Dataset rows for apps and sites:
- - -
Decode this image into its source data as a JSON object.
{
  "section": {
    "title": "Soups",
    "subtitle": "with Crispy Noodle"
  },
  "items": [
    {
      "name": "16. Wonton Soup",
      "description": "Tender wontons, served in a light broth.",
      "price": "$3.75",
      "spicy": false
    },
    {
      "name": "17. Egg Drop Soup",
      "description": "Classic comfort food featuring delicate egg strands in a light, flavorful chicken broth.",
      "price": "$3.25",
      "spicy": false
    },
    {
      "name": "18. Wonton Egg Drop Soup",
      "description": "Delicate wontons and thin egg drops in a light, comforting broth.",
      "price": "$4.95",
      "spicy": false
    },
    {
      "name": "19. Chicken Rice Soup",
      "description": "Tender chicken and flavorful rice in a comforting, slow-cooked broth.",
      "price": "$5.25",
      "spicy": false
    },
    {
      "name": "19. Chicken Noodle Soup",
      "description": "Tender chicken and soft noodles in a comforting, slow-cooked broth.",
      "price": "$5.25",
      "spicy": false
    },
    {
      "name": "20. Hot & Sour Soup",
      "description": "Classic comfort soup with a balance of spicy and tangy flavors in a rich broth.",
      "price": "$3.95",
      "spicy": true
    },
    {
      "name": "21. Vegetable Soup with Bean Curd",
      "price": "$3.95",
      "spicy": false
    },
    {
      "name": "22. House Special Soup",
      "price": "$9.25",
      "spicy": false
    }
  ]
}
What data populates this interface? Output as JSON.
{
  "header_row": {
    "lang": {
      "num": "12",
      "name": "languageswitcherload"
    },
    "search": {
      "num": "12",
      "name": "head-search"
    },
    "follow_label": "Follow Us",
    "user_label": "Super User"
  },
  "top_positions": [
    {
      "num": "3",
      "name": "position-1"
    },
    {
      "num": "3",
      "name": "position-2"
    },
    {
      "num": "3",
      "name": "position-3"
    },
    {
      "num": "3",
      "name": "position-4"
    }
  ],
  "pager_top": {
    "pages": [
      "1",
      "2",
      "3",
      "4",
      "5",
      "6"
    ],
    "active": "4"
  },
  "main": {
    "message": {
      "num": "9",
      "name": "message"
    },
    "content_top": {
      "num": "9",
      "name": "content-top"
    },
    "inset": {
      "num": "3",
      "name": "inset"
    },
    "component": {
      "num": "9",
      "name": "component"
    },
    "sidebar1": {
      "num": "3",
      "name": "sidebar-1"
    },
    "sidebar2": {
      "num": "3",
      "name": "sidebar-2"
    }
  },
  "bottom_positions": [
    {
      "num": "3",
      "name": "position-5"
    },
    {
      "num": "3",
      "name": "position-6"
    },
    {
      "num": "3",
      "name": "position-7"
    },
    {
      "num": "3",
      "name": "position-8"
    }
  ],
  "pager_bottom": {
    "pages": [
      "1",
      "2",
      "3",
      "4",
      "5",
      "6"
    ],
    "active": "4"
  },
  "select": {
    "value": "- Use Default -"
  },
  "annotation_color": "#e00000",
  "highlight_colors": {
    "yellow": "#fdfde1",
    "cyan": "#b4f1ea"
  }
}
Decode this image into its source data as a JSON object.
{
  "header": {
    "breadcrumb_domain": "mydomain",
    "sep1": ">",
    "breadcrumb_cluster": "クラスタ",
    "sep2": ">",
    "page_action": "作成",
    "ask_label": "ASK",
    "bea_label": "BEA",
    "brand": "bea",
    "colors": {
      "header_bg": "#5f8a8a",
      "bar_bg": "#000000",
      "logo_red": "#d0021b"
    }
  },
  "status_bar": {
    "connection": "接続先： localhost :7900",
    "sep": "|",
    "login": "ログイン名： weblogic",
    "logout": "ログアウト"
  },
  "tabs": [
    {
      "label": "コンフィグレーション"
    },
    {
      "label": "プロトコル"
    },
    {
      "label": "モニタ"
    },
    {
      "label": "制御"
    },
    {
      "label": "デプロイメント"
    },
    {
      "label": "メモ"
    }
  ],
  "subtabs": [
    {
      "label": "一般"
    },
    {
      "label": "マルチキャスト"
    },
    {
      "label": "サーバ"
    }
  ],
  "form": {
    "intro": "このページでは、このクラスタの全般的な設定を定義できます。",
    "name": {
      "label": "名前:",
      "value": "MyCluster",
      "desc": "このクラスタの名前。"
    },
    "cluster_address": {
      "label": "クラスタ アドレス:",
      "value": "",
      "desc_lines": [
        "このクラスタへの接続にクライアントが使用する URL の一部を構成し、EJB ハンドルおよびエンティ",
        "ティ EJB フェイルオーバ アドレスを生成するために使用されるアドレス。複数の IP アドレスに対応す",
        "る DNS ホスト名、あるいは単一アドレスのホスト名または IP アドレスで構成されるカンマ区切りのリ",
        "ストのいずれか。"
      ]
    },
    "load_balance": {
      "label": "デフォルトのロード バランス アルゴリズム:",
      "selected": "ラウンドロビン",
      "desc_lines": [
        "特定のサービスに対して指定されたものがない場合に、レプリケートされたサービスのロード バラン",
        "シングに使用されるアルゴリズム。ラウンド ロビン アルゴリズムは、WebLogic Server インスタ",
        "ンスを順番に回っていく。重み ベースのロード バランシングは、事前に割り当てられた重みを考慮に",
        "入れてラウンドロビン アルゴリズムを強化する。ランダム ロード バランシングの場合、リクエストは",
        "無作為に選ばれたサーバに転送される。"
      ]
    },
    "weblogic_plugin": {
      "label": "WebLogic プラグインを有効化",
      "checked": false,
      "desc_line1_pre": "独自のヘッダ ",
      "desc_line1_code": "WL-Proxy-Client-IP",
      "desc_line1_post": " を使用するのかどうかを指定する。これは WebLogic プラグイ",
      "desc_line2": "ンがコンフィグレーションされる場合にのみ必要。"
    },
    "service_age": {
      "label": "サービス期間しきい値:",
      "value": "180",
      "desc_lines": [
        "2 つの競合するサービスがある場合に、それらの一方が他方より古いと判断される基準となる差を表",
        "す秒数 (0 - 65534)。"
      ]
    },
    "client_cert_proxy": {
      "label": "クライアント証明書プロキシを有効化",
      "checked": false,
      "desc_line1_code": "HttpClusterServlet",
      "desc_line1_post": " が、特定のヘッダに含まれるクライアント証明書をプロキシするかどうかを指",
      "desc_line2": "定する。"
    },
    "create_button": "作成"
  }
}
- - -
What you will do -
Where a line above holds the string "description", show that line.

Result for this exercise -
      "description": "Tender wontons, served in a light broth.",
      "description": "Classic comfort food featuring delicate egg strands in a light, flavorful chicken broth.",
      "description": "Delicate wontons and thin egg drops in a light, comforting broth.",
      "description": "Tender chicken and flavorful rice in a comforting, slow-cooked broth.",
      "description": "Tender chicken and soft noodles in a comforting, slow-cooked broth.",
      "description": "Classic comfort soup with a balance of spicy and tangy flavors in a rich broth.",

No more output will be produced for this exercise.